[Data about app and page elements]
—————
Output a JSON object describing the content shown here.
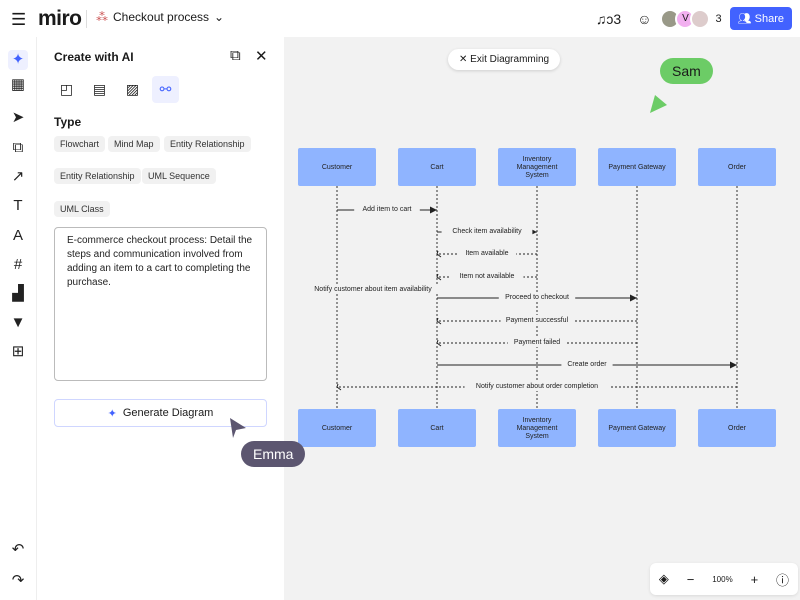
{
  "header": {
    "logo": "miro",
    "board_title": "Checkout process",
    "avatar_initial": "V",
    "collaborator_count": "3",
    "share_label": "Share"
  },
  "left_toolbar": [
    "ai-sparkle",
    "templates",
    "select",
    "shapes",
    "pen-arrow",
    "text",
    "pen",
    "frame",
    "chart",
    "upvote",
    "add",
    "undo",
    "redo"
  ],
  "panel": {
    "title": "Create with AI",
    "type_label": "Type",
    "types": [
      "Flowchart",
      "Mind Map",
      "Entity Relationship",
      "Entity Relationship",
      "UML Sequence",
      "UML Class"
    ],
    "prompt": "E-commerce checkout process: Detail the steps and communication involved from adding an item to a cart to completing the purchase.",
    "generate_label": "Generate Diagram"
  },
  "canvas": {
    "exit_label": "Exit Diagramming",
    "cursors": [
      {
        "name": "Sam",
        "color": "#6ccc66"
      },
      {
        "name": "Emma",
        "color": "#5c5670"
      }
    ]
  },
  "diagram": {
    "participants": [
      "Customer",
      "Cart",
      "Inventory Management System",
      "Payment Gateway",
      "Order"
    ],
    "box_color": "#8fb4ff",
    "messages": [
      {
        "label": "Add item to cart",
        "from": 0,
        "to": 1,
        "dashed": false
      },
      {
        "label": "Check item availability",
        "from": 1,
        "to": 2,
        "dashed": false
      },
      {
        "label": "Item available",
        "from": 2,
        "to": 1,
        "dashed": true
      },
      {
        "label": "Item not available",
        "from": 2,
        "to": 1,
        "dashed": true
      },
      {
        "label": "Notify customer about item availability",
        "from": 1,
        "to": 0,
        "dashed": true,
        "no_line": true
      },
      {
        "label": "Proceed to checkout",
        "from": 1,
        "to": 3,
        "dashed": false
      },
      {
        "label": "Payment successful",
        "from": 3,
        "to": 1,
        "dashed": true
      },
      {
        "label": "Payment failed",
        "from": 3,
        "to": 1,
        "dashed": true
      },
      {
        "label": "Create order",
        "from": 1,
        "to": 4,
        "dashed": false
      },
      {
        "label": "Notify customer about order completion",
        "from": 4,
        "to": 0,
        "dashed": true
      }
    ]
  },
  "zoom": {
    "level": "100%"
  }
}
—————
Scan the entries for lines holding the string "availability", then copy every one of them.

        "label": "Check item availability",
        "label": "Notify customer about item availability",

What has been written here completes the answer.